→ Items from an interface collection
########

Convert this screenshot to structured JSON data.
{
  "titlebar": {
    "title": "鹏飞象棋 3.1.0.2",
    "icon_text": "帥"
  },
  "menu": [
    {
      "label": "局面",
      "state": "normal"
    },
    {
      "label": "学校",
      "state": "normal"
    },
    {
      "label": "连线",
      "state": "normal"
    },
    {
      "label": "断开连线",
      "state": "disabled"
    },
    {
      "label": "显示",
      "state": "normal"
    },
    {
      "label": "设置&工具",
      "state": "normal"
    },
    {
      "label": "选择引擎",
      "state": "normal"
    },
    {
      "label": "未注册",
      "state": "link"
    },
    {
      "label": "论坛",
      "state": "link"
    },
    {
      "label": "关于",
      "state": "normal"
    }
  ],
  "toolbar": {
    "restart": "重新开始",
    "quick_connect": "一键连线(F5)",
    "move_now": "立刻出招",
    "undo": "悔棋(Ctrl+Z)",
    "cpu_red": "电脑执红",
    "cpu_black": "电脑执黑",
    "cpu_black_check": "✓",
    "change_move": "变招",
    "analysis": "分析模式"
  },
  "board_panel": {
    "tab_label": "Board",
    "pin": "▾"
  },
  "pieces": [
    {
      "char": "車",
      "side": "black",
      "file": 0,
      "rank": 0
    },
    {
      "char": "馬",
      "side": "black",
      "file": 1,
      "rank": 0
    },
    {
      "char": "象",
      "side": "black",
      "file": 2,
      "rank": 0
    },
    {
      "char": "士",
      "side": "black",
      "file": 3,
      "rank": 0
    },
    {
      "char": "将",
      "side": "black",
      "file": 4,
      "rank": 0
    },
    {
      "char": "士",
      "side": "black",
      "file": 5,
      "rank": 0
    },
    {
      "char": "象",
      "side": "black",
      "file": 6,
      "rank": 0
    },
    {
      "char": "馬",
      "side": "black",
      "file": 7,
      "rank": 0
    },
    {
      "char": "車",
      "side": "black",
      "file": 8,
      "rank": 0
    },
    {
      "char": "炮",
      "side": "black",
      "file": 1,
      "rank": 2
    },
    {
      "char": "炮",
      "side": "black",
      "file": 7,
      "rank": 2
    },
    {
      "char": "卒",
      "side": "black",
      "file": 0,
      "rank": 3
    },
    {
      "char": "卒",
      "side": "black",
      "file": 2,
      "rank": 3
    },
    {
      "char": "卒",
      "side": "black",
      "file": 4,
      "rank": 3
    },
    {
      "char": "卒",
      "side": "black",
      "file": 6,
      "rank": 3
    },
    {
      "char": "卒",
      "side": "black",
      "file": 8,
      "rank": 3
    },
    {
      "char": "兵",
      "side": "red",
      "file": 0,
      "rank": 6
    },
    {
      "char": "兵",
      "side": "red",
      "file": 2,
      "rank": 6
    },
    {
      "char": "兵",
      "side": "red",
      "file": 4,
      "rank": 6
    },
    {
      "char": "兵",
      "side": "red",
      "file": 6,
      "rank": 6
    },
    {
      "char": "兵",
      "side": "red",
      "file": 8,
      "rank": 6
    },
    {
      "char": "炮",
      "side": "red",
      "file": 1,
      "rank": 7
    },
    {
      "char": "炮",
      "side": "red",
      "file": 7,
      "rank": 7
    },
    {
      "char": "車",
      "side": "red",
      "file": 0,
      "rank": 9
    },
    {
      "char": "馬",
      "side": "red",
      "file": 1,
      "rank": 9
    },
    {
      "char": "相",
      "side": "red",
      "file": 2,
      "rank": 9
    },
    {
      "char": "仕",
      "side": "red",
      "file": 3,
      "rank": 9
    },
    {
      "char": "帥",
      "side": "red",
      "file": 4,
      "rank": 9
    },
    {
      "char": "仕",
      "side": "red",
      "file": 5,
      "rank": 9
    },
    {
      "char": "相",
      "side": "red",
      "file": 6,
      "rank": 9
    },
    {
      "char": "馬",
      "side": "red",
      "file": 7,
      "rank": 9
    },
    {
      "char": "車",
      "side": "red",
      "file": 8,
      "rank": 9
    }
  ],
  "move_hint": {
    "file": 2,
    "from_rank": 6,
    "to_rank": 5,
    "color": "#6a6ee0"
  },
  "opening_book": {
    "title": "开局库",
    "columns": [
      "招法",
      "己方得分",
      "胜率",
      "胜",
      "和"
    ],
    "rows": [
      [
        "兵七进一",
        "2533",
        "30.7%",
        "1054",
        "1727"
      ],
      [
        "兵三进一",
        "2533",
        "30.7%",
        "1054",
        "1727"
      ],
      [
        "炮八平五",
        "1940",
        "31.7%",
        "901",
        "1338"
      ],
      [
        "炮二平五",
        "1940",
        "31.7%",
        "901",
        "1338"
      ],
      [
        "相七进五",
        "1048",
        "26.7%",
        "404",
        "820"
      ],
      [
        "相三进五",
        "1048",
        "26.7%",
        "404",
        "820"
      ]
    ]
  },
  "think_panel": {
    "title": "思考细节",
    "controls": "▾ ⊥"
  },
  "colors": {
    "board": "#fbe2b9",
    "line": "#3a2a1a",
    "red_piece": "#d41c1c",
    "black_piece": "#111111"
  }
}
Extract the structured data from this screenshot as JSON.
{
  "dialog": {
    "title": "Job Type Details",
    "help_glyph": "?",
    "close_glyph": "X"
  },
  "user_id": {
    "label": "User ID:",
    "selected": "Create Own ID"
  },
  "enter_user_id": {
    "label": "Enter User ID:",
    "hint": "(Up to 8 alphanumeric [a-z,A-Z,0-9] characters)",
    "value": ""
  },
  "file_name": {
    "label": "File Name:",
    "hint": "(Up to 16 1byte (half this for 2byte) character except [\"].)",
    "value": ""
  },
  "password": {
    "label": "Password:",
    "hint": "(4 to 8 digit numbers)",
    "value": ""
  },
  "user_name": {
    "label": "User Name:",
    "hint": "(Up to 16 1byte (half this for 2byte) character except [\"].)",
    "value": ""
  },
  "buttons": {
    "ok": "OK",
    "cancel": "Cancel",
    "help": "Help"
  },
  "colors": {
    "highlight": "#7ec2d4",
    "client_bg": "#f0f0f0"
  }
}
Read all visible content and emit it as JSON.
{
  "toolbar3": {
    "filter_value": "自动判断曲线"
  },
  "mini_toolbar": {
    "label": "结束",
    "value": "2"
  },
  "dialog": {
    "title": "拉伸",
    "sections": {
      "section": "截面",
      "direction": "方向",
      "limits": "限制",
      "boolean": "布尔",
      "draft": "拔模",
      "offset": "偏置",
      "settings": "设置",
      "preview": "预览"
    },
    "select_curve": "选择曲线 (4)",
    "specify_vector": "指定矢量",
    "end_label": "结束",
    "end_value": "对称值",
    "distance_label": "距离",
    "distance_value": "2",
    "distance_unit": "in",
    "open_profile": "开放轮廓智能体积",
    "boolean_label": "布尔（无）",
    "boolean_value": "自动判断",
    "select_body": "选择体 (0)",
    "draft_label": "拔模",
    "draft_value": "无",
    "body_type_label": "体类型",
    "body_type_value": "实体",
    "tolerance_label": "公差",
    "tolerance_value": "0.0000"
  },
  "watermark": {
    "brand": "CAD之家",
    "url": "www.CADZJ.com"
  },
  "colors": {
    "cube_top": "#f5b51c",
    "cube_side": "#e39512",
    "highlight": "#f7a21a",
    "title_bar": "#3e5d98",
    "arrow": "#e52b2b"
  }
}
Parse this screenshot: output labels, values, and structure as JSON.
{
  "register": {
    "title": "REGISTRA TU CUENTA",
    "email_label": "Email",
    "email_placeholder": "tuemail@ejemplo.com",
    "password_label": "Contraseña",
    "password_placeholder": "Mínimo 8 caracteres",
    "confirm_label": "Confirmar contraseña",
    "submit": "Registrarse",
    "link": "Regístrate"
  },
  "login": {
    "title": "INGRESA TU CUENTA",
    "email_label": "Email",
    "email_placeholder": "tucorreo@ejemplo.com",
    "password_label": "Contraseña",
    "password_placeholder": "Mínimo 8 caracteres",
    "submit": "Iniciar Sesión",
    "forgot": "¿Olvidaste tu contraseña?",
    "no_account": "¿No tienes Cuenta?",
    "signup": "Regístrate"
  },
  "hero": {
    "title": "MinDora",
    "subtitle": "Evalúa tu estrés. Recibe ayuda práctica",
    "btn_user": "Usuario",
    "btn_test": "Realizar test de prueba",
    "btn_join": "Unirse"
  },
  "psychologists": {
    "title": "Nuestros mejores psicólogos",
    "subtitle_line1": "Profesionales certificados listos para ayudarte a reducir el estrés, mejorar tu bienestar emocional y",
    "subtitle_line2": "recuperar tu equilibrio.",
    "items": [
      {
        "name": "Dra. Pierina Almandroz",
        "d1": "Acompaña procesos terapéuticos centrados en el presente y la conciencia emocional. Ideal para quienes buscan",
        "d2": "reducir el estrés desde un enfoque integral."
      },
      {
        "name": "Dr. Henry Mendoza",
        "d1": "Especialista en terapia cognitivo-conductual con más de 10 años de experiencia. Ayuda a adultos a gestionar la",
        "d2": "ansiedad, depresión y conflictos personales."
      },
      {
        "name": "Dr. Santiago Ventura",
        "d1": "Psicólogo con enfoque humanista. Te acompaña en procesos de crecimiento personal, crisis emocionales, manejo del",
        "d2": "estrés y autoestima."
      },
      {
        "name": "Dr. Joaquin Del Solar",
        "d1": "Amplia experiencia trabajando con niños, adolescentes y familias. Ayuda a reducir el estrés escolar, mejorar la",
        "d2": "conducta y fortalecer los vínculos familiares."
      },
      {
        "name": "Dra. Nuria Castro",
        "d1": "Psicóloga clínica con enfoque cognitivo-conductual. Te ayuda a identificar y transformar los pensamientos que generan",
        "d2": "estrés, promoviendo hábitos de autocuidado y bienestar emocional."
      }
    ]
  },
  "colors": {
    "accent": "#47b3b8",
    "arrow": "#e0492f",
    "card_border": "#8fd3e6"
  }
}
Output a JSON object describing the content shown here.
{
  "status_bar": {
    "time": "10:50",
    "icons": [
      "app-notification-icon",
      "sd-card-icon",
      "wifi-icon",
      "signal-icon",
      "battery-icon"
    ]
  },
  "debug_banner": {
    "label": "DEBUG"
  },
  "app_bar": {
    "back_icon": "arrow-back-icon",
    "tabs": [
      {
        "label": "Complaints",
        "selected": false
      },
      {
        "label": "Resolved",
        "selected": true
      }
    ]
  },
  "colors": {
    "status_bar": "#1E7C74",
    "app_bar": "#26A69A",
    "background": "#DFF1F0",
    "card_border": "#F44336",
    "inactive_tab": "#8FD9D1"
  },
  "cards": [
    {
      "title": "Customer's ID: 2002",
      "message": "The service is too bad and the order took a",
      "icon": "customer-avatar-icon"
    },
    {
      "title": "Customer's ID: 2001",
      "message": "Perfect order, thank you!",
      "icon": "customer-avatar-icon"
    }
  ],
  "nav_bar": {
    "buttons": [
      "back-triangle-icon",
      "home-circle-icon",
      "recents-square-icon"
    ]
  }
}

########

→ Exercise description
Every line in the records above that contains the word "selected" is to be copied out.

→ Expected answer
    "selected": "Create Own ID"
        "selected": false
        "selected": true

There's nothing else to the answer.